• [The problem] If a record holds a picture, drop the picture and return the rest of the record word for word.

Extracted data Start Marker

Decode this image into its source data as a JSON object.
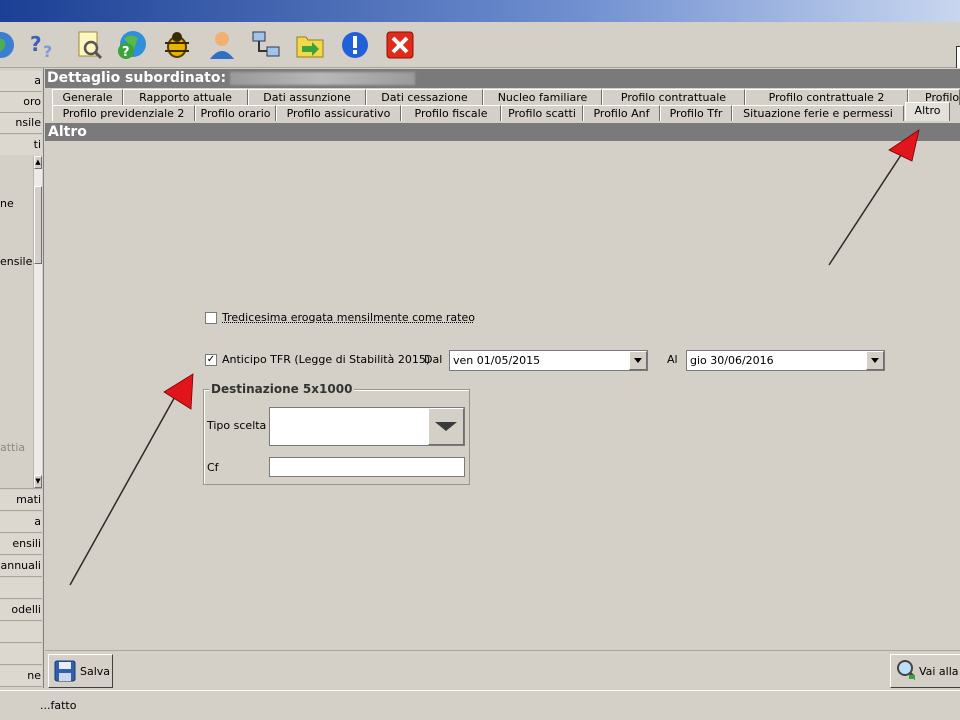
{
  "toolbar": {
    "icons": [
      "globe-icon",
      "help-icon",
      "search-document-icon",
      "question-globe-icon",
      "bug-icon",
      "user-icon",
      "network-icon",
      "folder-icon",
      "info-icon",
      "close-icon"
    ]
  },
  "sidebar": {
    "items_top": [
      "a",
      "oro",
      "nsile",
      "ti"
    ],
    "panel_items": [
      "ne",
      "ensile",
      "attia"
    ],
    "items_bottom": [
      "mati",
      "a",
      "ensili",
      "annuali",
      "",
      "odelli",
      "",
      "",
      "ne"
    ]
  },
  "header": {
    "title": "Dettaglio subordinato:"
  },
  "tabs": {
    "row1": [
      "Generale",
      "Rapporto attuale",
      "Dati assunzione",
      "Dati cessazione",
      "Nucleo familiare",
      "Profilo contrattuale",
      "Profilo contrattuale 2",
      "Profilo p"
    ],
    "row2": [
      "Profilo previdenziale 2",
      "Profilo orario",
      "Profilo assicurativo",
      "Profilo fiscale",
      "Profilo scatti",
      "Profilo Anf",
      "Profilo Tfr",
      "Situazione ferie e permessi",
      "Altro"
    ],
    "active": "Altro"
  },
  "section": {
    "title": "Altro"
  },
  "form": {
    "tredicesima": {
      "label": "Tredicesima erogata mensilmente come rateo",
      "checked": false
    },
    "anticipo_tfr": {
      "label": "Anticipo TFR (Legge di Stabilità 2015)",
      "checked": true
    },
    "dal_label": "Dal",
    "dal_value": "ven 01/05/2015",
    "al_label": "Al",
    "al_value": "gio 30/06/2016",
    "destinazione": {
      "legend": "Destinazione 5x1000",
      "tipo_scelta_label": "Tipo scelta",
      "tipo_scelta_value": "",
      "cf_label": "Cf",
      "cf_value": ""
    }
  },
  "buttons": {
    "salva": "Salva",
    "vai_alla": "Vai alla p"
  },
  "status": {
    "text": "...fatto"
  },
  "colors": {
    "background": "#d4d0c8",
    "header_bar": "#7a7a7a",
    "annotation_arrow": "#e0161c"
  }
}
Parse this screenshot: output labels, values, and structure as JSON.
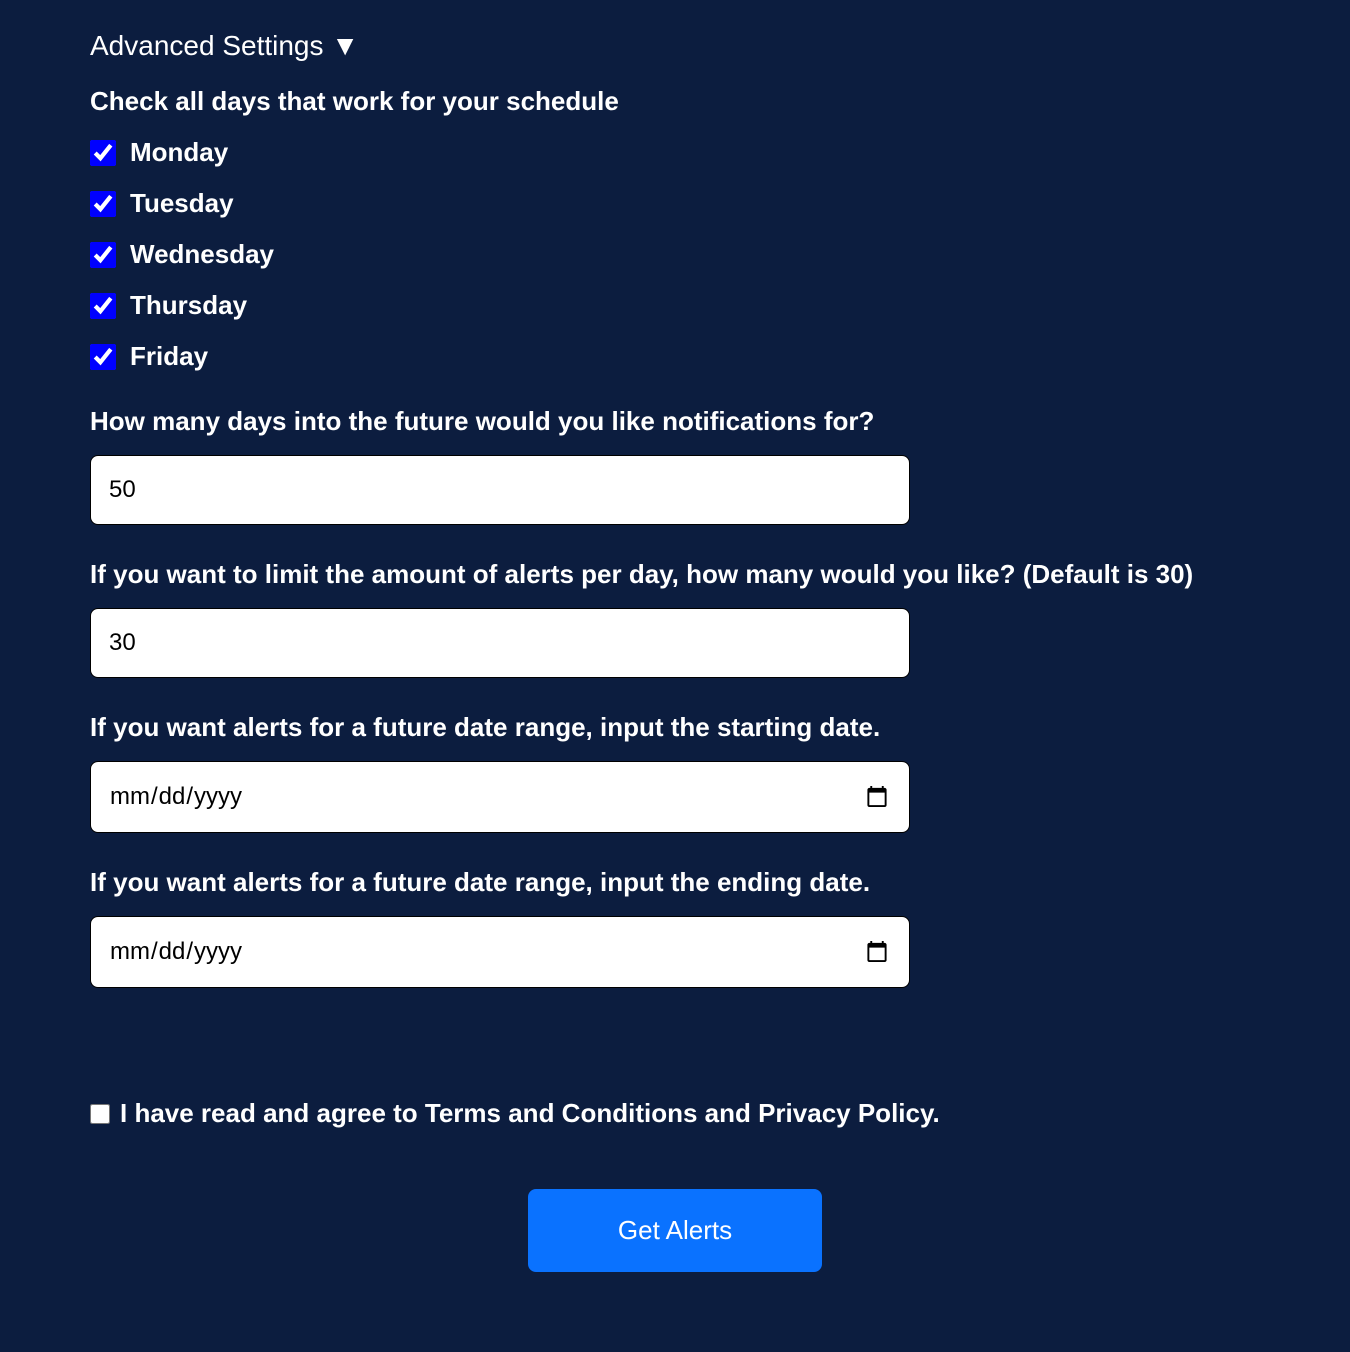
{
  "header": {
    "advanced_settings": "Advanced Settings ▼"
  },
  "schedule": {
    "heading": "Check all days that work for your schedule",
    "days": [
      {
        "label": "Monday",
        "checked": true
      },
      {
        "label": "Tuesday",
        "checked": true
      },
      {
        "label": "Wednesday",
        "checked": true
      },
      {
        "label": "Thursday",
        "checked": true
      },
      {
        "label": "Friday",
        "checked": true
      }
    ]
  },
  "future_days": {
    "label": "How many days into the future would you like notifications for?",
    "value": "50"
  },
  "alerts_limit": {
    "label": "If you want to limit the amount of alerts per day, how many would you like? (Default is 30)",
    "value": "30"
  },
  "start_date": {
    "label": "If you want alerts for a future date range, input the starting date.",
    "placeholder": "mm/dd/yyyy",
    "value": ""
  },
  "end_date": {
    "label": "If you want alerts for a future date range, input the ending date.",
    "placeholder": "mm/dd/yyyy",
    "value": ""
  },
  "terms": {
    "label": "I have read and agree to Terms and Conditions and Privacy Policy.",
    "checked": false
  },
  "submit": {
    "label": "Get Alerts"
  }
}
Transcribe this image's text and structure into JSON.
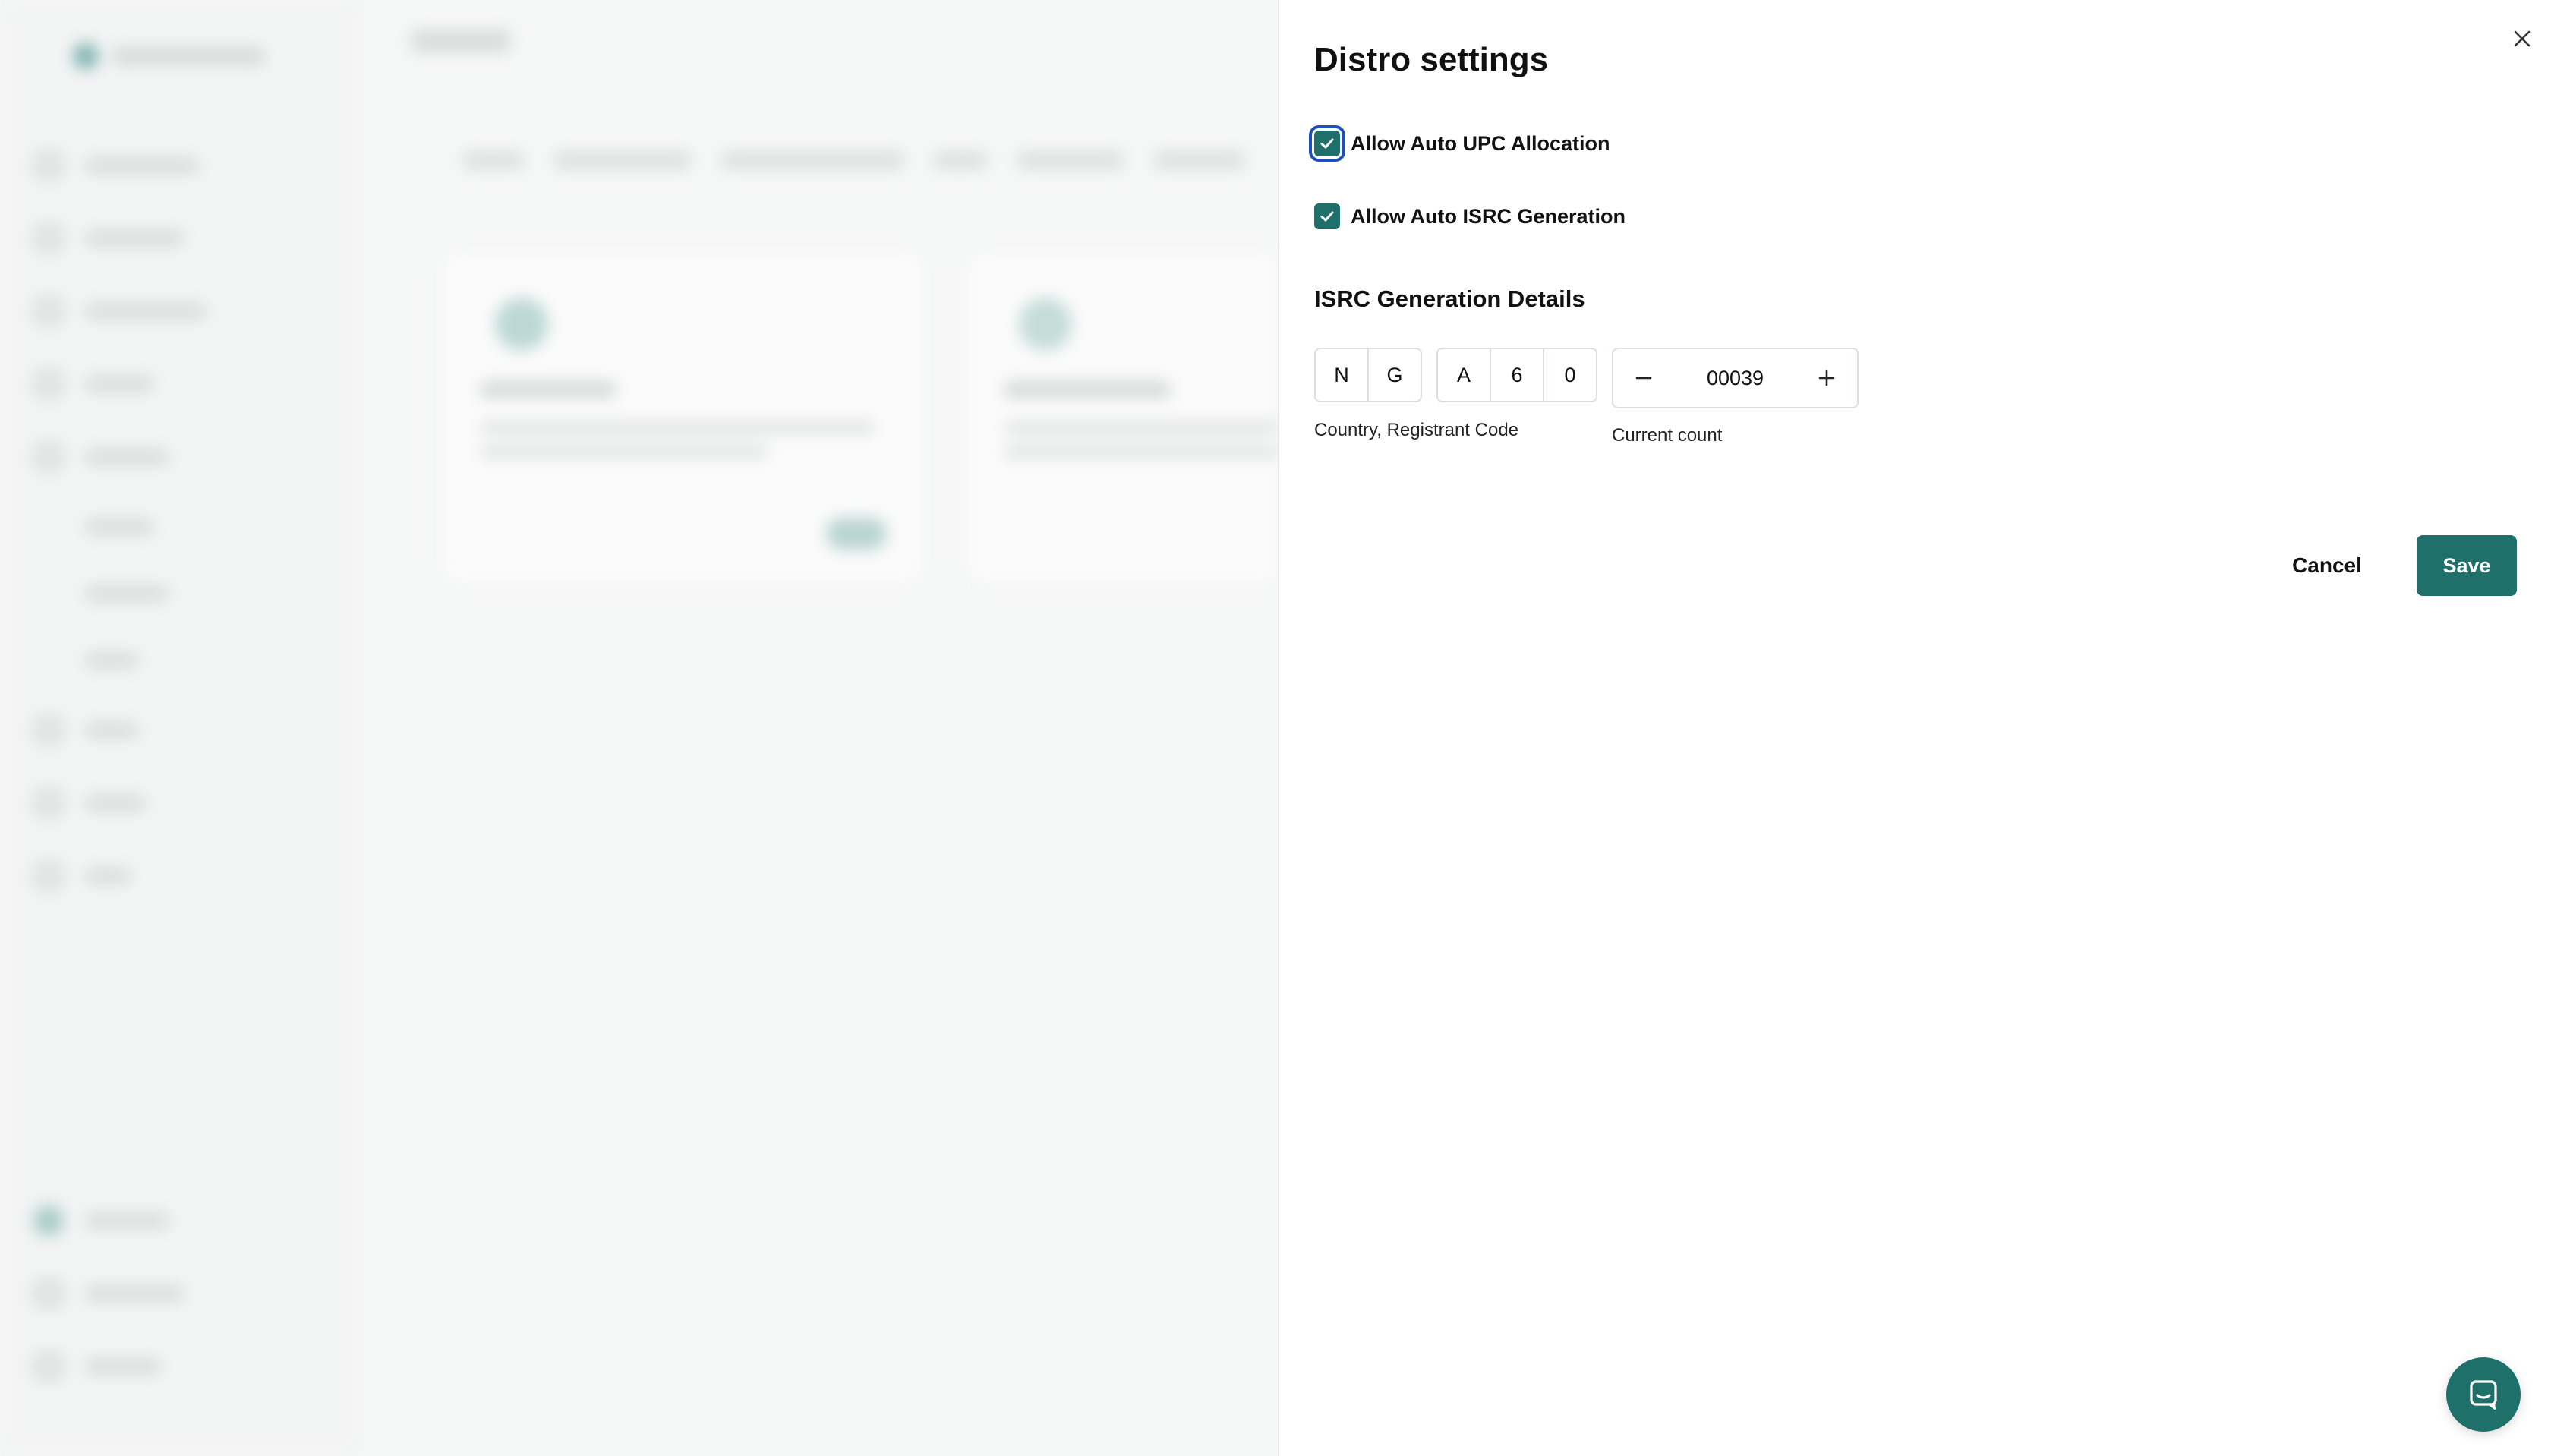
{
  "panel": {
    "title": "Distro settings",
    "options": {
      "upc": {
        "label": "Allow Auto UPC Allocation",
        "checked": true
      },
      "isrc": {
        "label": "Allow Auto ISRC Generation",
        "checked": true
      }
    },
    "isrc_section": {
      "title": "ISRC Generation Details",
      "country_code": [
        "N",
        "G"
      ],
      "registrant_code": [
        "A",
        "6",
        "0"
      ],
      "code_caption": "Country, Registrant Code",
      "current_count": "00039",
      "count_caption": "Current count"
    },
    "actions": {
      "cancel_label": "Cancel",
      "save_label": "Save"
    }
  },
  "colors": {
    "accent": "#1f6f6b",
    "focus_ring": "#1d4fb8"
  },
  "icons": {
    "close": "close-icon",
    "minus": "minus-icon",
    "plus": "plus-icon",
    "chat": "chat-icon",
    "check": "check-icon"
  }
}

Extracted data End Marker

• [Solution]
Decode this image into its source data as a JSON object.
{
  "toolbar": {
    "icons": [
      "globe-icon",
      "help-icon",
      "search-document-icon",
      "question-globe-icon",
      "bug-icon",
      "user-icon",
      "network-icon",
      "folder-icon",
      "info-icon",
      "close-icon"
    ]
  },
  "sidebar": {
    "items_top": [
      "a",
      "oro",
      "nsile",
      "ti"
    ],
    "panel_items": [
      "ne",
      "ensile",
      "attia"
    ],
    "items_bottom": [
      "mati",
      "a",
      "ensili",
      "annuali",
      "",
      "odelli",
      "",
      "",
      "ne"
    ]
  },
  "header": {
    "title": "Dettaglio subordinato:"
  },
  "tabs": {
    "row1": [
      "Generale",
      "Rapporto attuale",
      "Dati assunzione",
      "Dati cessazione",
      "Nucleo familiare",
      "Profilo contrattuale",
      "Profilo contrattuale 2",
      "Profilo p"
    ],
    "row2": [
      "Profilo previdenziale 2",
      "Profilo orario",
      "Profilo assicurativo",
      "Profilo fiscale",
      "Profilo scatti",
      "Profilo Anf",
      "Profilo Tfr",
      "Situazione ferie e permessi",
      "Altro"
    ],
    "active": "Altro"
  },
  "section": {
    "title": "Altro"
  },
  "form": {
    "tredicesima": {
      "label": "Tredicesima erogata mensilmente come rateo",
      "checked": false
    },
    "anticipo_tfr": {
      "label": "Anticipo TFR (Legge di Stabilità 2015)",
      "checked": true
    },
    "dal_label": "Dal",
    "dal_value": "ven 01/05/2015",
    "al_label": "Al",
    "al_value": "gio 30/06/2016",
    "destinazione": {
      "legend": "Destinazione 5x1000",
      "tipo_scelta_label": "Tipo scelta",
      "tipo_scelta_value": "",
      "cf_label": "Cf",
      "cf_value": ""
    }
  },
  "buttons": {
    "salva": "Salva",
    "vai_alla": "Vai alla p"
  },
  "status": {
    "text": "...fatto"
  },
  "colors": {
    "background": "#d4d0c8",
    "header_bar": "#7a7a7a",
    "annotation_arrow": "#e0161c"
  }
}
Parse this screenshot: output labels, values, and structure as JSON.
{
  "header": {
    "advanced_settings": "Advanced Settings ▼"
  },
  "schedule": {
    "heading": "Check all days that work for your schedule",
    "days": [
      {
        "label": "Monday",
        "checked": true
      },
      {
        "label": "Tuesday",
        "checked": true
      },
      {
        "label": "Wednesday",
        "checked": true
      },
      {
        "label": "Thursday",
        "checked": true
      },
      {
        "label": "Friday",
        "checked": true
      }
    ]
  },
  "future_days": {
    "label": "How many days into the future would you like notifications for?",
    "value": "50"
  },
  "alerts_limit": {
    "label": "If you want to limit the amount of alerts per day, how many would you like? (Default is 30)",
    "value": "30"
  },
  "start_date": {
    "label": "If you want alerts for a future date range, input the starting date.",
    "placeholder": "mm/dd/yyyy",
    "value": ""
  },
  "end_date": {
    "label": "If you want alerts for a future date range, input the ending date.",
    "placeholder": "mm/dd/yyyy",
    "value": ""
  },
  "terms": {
    "label": "I have read and agree to Terms and Conditions and Privacy Policy.",
    "checked": false
  },
  "submit": {
    "label": "Get Alerts"
  }
}
Transcribe this image's text and structure into JSON.
{
  "panel": {
    "title": "Distro settings",
    "options": {
      "upc": {
        "label": "Allow Auto UPC Allocation",
        "checked": true
      },
      "isrc": {
        "label": "Allow Auto ISRC Generation",
        "checked": true
      }
    },
    "isrc_section": {
      "title": "ISRC Generation Details",
      "country_code": [
        "N",
        "G"
      ],
      "registrant_code": [
        "A",
        "6",
        "0"
      ],
      "code_caption": "Country, Registrant Code",
      "current_count": "00039",
      "count_caption": "Current count"
    },
    "actions": {
      "cancel_label": "Cancel",
      "save_label": "Save"
    }
  },
  "colors": {
    "accent": "#1f6f6b",
    "focus_ring": "#1d4fb8"
  },
  "icons": {
    "close": "close-icon",
    "minus": "minus-icon",
    "plus": "plus-icon",
    "chat": "chat-icon",
    "check": "check-icon"
  }
}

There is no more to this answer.